Women & Girls: Can India take any lessons from China, which for decades followed a coercive one-child policy?
Palacios: The case of China was peculiar [and] it certainly should not be an example for India because India is already in the process of reaching population stabilization.
India really needs to follow the example that India has already provided for itself. The southern Indian states of Kerala and Tamil Nadu provide very good examples of how, without relying on coercive measures, you could reach population stabilization and reduction of fertility. They have strong family planning programs that reach the last mile [and] respond to the needs of couples; they better inform the young and adolescents about their reproductive health and sexuality; they educate young women and girls and fight strongly for gender equality.
China reduced its population growth so much that it is facing a situation in which it is going to be the most rapidly aging society in the world.
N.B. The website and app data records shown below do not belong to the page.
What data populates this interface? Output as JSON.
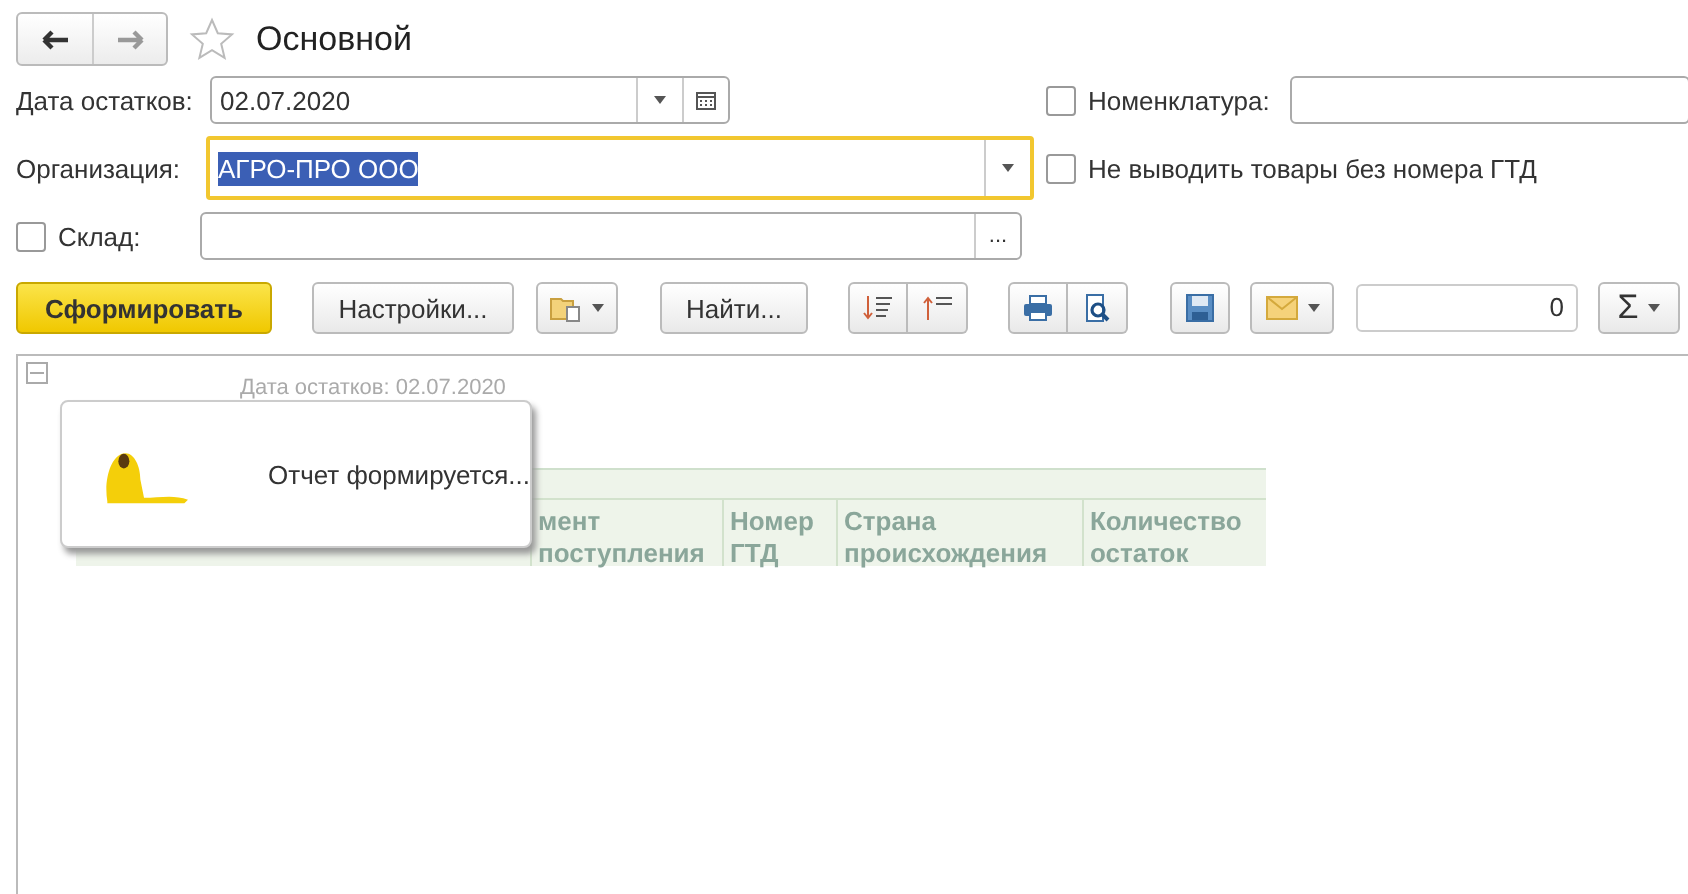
{
  "window": {
    "title": "Основной"
  },
  "fields": {
    "date": {
      "label": "Дата остатков:",
      "value": "02.07.2020"
    },
    "nomenclature": {
      "label": "Номенклатура:",
      "checked": false
    },
    "organization": {
      "label": "Организация:",
      "value": "АГРО-ПРО ООО",
      "focused": true
    },
    "no_gtd": {
      "label": "Не выводить товары без номера ГТД",
      "checked": false
    },
    "warehouse": {
      "label": "Склад:",
      "checked": false,
      "button": "..."
    }
  },
  "toolbar": {
    "generate": "Сформировать",
    "settings": "Настройки...",
    "find": "Найти...",
    "total": "0",
    "sum": "Σ"
  },
  "report": {
    "parameter_line": "Дата остатков: 02.07.2020",
    "columns": [
      {
        "text": "мент поступления"
      },
      {
        "text": "Номер ГТД"
      },
      {
        "text": "Страна происхождения"
      },
      {
        "text": "Количество остаток"
      }
    ]
  },
  "popup": {
    "message": "Отчет формируется..."
  }
}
Now it seems that [the Chinese] have realized that coercion only worked for some time. In India about 8 percent of the population is above 60 years of age. Between 2040 and 2050, that proportion will go up to 20 percent. India has to think about its population situation not only in terms of its present, but also in the longer term.
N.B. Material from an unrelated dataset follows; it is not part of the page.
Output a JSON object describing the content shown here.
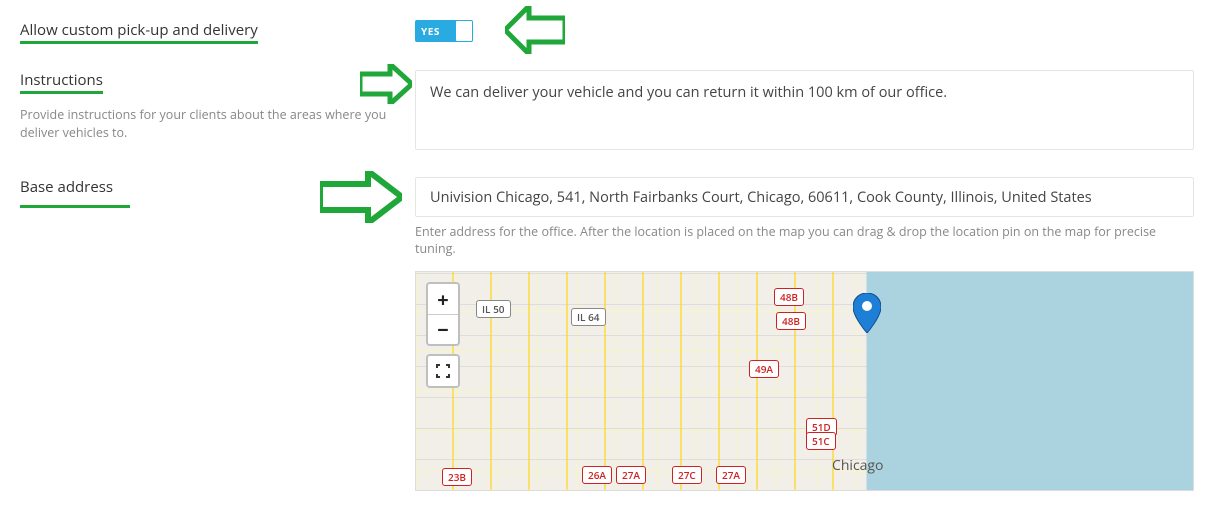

Women & Girls: What are some of the challenges that India faces in its population control efforts?
Palacios: The challenges for India are how it could work harder to make services available for the poorest of the poor. It is not only the quality of the services, but it also has to come with a changing mindset.
For example, how do you promote gender equality? How do you deal with the issue of son preference – which is a big issue in India and affects the sex ratio? How do you give your women and girls opportunities to perform and to engage in the economy? How do people seek out health services and incorporate health behaviors that are positive? I think those are the challenges that need to be addressed, coupled with more social development actions.
I see the current government making efforts in the right direction – teaching people skills, giving them the opportunity to engage. Of course, the economy would have to do its part by creating the jobs to absorb the young people. TheBeti Bachao, Beti Padhao (Save the Girl, Teach the Girl) program, for example, is a good way to address these obstacles. The question is how you engage the state governments to implement these programs.
Women & Girls: In India, the onus of family planning falls largely to women. What can be done to ensure that both men and women share the job of planning their families?
Palacios: Throughout the world you see the weight of family planning lies on women’s shoulders and that has to change.
If you calculate among the methods of family planning, you realize that of the modern methods being used in India [the majority] is through female sterilization. Vasectomy is almost nil in the country. When we say that the government should be working more toward empowering women and girls, we have to say that we need to work with boys and men as well, because they need to begin to change their mindset and realize that they have a responsibility in all these decisions.
We need to work more with education – educate men and women, make them realize that family planning should be a shared responsibility. But in India it’s not happening by far.
We are working with the government to include content about this issue in the school curriculum and to include life skills and issues related to gender equality. The traditional mindset takes some time to change.
This conversation has been edited for length and clarity.